* Data extract *
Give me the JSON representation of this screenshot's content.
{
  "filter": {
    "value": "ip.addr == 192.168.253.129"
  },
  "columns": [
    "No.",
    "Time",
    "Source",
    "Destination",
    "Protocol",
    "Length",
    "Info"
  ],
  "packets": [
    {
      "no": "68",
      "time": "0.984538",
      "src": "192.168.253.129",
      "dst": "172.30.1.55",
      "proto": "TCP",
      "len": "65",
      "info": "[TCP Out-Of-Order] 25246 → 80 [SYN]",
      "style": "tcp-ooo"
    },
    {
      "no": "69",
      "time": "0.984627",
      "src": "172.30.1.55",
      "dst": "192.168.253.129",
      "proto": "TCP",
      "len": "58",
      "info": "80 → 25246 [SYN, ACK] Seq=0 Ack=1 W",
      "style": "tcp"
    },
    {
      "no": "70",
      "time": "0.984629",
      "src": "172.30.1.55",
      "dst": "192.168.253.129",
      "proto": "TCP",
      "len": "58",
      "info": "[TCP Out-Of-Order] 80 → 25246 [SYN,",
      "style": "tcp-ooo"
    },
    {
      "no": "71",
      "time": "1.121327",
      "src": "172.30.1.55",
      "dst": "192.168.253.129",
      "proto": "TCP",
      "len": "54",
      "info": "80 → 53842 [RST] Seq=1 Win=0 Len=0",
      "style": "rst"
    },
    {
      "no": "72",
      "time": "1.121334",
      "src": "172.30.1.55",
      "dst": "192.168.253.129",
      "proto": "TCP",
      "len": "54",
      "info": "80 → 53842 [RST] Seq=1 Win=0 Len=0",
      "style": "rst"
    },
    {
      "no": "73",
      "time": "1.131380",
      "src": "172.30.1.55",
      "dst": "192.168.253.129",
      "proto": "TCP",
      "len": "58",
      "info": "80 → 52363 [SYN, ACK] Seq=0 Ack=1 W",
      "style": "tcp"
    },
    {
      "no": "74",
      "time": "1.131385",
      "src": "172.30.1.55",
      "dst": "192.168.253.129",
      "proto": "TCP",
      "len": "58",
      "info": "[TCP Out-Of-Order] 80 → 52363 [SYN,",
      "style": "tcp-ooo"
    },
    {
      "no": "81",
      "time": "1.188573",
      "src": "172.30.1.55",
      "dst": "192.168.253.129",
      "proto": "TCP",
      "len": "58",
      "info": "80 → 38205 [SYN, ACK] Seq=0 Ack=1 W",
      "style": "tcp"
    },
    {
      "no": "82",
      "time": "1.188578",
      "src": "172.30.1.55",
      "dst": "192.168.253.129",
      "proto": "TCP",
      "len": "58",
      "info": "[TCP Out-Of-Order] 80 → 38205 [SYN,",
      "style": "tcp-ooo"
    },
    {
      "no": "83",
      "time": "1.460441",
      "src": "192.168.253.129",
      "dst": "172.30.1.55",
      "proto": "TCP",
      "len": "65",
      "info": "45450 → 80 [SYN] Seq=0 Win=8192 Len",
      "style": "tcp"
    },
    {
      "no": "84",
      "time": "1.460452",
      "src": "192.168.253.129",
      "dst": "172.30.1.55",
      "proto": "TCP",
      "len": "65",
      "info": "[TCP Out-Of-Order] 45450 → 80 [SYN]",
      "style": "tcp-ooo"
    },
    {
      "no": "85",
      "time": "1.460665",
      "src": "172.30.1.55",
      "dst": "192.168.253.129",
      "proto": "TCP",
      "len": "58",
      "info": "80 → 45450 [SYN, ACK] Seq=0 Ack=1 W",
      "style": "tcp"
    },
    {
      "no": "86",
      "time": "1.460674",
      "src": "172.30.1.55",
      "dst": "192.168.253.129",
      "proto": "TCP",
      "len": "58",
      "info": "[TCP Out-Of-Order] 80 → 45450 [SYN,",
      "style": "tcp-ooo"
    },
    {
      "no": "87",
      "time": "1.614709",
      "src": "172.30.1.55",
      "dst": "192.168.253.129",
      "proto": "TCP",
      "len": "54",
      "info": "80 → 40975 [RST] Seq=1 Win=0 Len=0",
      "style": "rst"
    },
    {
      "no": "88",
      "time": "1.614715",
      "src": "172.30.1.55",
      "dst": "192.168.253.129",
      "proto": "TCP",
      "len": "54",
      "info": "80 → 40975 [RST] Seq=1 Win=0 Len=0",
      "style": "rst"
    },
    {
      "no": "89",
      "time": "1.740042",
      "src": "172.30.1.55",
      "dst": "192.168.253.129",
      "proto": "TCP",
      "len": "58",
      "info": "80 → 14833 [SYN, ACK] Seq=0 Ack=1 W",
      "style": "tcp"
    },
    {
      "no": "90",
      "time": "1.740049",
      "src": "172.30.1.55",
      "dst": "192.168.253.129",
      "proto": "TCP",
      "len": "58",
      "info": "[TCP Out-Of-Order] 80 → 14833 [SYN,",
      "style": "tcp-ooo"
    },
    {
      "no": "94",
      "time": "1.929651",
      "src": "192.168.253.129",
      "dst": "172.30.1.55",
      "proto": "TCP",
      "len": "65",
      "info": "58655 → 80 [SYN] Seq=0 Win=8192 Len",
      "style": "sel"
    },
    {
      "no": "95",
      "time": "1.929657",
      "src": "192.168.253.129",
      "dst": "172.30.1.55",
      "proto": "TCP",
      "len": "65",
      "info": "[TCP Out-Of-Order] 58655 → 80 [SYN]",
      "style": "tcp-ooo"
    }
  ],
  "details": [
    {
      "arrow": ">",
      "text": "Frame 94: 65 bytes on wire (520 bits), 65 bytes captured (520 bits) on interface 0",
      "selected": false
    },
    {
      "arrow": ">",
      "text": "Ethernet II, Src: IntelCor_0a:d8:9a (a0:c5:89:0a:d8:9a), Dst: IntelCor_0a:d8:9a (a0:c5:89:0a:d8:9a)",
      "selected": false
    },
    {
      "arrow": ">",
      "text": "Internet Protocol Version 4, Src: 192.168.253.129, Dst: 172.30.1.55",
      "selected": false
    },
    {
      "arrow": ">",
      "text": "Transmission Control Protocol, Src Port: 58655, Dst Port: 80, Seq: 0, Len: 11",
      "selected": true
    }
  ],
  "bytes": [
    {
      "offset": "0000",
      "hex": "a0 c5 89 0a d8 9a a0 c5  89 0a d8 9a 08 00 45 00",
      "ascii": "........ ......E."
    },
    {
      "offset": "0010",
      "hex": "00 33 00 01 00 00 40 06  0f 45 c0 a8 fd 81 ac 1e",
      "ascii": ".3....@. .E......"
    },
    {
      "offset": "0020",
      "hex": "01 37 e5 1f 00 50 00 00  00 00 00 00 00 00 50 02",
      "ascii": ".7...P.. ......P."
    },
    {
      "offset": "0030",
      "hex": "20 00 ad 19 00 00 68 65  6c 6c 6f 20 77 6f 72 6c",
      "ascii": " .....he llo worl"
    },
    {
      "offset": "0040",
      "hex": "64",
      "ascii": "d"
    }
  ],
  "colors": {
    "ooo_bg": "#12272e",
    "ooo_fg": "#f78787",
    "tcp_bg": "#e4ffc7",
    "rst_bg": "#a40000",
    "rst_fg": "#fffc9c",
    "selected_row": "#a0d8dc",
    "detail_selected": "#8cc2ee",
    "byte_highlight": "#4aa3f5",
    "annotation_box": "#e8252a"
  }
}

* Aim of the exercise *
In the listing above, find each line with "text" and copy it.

* Reply to the task *
      "text": "Frame 94: 65 bytes on wire (520 bits), 65 bytes captured (520 bits) on interface 0",
      "text": "Ethernet II, Src: IntelCor_0a:d8:9a (a0:c5:89:0a:d8:9a), Dst: IntelCor_0a:d8:9a (a0:c5:89:0a:d8:9a)",
      "text": "Internet Protocol Version 4, Src: 192.168.253.129, Dst: 172.30.1.55",
      "text": "Transmission Control Protocol, Src Port: 58655, Dst Port: 80, Seq: 0, Len: 11",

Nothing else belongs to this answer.